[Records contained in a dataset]
__________

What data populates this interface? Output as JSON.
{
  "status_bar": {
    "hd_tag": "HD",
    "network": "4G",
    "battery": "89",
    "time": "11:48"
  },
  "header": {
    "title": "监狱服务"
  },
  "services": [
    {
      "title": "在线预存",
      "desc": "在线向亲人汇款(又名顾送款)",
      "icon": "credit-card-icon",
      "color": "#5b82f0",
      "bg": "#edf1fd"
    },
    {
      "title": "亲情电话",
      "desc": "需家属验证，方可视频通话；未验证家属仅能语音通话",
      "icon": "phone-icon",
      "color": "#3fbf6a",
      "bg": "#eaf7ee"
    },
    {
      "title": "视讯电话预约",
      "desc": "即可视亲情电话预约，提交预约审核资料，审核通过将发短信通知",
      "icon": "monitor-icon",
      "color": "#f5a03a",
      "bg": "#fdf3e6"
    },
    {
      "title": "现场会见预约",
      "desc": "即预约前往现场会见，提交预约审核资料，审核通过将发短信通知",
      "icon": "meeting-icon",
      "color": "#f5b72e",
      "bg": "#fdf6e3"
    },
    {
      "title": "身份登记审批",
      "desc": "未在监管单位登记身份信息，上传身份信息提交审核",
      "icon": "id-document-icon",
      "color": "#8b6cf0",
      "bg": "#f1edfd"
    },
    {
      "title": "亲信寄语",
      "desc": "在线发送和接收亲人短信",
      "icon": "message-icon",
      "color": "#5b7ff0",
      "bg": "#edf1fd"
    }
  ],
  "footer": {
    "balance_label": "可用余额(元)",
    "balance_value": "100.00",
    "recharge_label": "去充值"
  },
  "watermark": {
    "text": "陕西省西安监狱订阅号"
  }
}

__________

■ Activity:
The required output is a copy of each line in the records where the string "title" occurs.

■ Exercise output:
    "title": "监狱服务"
      "title": "在线预存",
      "title": "亲情电话",
      "title": "视讯电话预约",
      "title": "现场会见预约",
      "title": "身份登记审批",
      "title": "亲信寄语",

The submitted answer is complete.